Excerpted data Block Start
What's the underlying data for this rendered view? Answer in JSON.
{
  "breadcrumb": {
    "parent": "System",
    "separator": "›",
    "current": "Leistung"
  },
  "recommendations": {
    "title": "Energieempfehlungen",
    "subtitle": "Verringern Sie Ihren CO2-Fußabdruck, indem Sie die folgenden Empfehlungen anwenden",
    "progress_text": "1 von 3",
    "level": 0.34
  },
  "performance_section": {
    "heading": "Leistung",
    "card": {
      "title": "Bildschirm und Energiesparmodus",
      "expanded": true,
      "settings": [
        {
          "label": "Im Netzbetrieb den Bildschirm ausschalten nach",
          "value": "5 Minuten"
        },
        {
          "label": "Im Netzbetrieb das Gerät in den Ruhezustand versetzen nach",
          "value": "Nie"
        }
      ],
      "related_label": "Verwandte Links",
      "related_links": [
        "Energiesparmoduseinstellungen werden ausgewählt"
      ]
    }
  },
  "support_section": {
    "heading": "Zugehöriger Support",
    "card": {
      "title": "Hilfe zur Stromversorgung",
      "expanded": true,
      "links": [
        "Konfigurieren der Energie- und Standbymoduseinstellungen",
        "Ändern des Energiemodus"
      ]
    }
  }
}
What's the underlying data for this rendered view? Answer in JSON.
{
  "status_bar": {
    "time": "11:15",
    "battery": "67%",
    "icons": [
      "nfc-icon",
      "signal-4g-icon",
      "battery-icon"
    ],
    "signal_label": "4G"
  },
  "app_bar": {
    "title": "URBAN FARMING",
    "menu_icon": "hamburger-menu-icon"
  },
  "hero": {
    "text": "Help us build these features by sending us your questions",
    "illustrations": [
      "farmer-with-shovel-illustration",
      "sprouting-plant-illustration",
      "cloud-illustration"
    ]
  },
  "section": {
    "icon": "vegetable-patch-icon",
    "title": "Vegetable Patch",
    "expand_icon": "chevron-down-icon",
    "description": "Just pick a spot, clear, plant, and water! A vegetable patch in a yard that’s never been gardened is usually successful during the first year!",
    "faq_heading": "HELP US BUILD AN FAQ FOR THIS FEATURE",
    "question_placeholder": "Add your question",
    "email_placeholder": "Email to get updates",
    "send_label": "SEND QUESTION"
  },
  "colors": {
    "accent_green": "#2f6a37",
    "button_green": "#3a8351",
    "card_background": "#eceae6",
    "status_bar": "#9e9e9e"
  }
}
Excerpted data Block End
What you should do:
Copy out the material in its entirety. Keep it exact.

Reply:
What's the underlying data for this rendered view? Answer in JSON.
{
  "breadcrumb": {
    "parent": "System",
    "separator": "›",
    "current": "Leistung"
  },
  "recommendations": {
    "title": "Energieempfehlungen",
    "subtitle": "Verringern Sie Ihren CO2-Fußabdruck, indem Sie die folgenden Empfehlungen anwenden",
    "progress_text": "1 von 3",
    "level": 0.34
  },
  "performance_section": {
    "heading": "Leistung",
    "card": {
      "title": "Bildschirm und Energiesparmodus",
      "expanded": true,
      "settings": [
        {
          "label": "Im Netzbetrieb den Bildschirm ausschalten nach",
          "value": "5 Minuten"
        },
        {
          "label": "Im Netzbetrieb das Gerät in den Ruhezustand versetzen nach",
          "value": "Nie"
        }
      ],
      "related_label": "Verwandte Links",
      "related_links": [
        "Energiesparmoduseinstellungen werden ausgewählt"
      ]
    }
  },
  "support_section": {
    "heading": "Zugehöriger Support",
    "card": {
      "title": "Hilfe zur Stromversorgung",
      "expanded": true,
      "links": [
        "Konfigurieren der Energie- und Standbymoduseinstellungen",
        "Ändern des Energiemodus"
      ]
    }
  }
}
What's the underlying data for this rendered view? Answer in JSON.
{
  "status_bar": {
    "time": "11:15",
    "battery": "67%",
    "icons": [
      "nfc-icon",
      "signal-4g-icon",
      "battery-icon"
    ],
    "signal_label": "4G"
  },
  "app_bar": {
    "title": "URBAN FARMING",
    "menu_icon": "hamburger-menu-icon"
  },
  "hero": {
    "text": "Help us build these features by sending us your questions",
    "illustrations": [
      "farmer-with-shovel-illustration",
      "sprouting-plant-illustration",
      "cloud-illustration"
    ]
  },
  "section": {
    "icon": "vegetable-patch-icon",
    "title": "Vegetable Patch",
    "expand_icon": "chevron-down-icon",
    "description": "Just pick a spot, clear, plant, and water! A vegetable patch in a yard that’s never been gardened is usually successful during the first year!",
    "faq_heading": "HELP US BUILD AN FAQ FOR THIS FEATURE",
    "question_placeholder": "Add your question",
    "email_placeholder": "Email to get updates",
    "send_label": "SEND QUESTION"
  },
  "colors": {
    "accent_green": "#2f6a37",
    "button_green": "#3a8351",
    "card_background": "#eceae6",
    "status_bar": "#9e9e9e"
  }
}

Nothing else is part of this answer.